Scan the data beneath this task and copy each line that includes "Billing".

── EXCERPTED RECORDS ──

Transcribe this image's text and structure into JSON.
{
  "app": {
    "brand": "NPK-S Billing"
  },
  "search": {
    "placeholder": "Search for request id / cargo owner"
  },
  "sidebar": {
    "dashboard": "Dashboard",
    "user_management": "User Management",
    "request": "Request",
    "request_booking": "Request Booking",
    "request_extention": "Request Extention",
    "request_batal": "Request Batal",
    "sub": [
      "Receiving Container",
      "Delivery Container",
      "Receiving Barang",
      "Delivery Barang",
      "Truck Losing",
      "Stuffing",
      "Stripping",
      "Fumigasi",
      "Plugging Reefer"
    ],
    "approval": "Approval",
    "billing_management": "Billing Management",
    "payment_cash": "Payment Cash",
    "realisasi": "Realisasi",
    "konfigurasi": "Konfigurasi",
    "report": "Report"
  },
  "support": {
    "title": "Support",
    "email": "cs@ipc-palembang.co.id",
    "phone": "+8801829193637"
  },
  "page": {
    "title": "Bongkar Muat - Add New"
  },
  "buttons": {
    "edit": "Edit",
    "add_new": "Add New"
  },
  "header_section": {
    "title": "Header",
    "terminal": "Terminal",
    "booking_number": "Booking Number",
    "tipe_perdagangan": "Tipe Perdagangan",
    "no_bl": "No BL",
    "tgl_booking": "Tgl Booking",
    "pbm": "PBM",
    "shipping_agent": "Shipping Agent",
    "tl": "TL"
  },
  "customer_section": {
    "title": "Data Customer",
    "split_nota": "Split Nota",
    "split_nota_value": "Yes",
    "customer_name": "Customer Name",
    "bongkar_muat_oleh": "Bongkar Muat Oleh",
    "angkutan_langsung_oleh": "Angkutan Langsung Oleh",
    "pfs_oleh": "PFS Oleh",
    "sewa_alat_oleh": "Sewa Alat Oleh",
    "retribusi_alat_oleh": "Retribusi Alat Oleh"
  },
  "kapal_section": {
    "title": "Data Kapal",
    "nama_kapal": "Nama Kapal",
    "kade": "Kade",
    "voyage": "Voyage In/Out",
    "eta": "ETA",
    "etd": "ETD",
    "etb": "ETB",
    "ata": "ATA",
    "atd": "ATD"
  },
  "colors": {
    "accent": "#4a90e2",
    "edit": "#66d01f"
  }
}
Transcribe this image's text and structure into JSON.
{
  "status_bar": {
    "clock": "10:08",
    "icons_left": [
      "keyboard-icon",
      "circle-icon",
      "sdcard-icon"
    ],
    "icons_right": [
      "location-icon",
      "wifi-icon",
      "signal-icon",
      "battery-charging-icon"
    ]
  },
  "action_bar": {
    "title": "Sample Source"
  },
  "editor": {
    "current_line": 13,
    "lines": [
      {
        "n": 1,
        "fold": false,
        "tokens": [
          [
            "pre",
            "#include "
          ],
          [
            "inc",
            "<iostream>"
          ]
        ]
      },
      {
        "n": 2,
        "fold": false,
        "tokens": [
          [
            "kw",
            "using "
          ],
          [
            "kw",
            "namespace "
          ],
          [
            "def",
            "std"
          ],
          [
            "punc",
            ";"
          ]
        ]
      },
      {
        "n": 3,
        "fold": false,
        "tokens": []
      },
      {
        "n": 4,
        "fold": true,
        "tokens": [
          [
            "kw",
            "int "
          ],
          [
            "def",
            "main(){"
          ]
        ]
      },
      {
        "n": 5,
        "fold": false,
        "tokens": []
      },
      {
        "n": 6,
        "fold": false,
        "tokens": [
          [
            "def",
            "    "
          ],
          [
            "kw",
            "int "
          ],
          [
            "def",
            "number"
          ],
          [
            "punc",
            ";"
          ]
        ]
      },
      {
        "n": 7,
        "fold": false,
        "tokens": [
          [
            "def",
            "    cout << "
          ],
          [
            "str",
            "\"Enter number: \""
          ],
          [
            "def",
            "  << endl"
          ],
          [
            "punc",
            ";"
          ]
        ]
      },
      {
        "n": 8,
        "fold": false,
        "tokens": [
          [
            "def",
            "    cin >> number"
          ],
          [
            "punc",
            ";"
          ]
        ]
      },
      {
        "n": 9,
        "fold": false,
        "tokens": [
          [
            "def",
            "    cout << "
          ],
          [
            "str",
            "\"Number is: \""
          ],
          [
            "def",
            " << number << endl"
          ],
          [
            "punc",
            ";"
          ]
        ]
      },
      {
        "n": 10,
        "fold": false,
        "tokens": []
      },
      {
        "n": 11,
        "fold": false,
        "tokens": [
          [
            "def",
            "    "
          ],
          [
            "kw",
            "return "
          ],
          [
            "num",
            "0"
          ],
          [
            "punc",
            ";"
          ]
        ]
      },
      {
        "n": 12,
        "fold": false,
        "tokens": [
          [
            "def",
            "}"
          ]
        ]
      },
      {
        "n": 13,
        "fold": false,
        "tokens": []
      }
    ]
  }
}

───

* SOLUTION TO THE PROBLEM:
    "brand": "NPK-S Billing"
    "billing_management": "Billing Management",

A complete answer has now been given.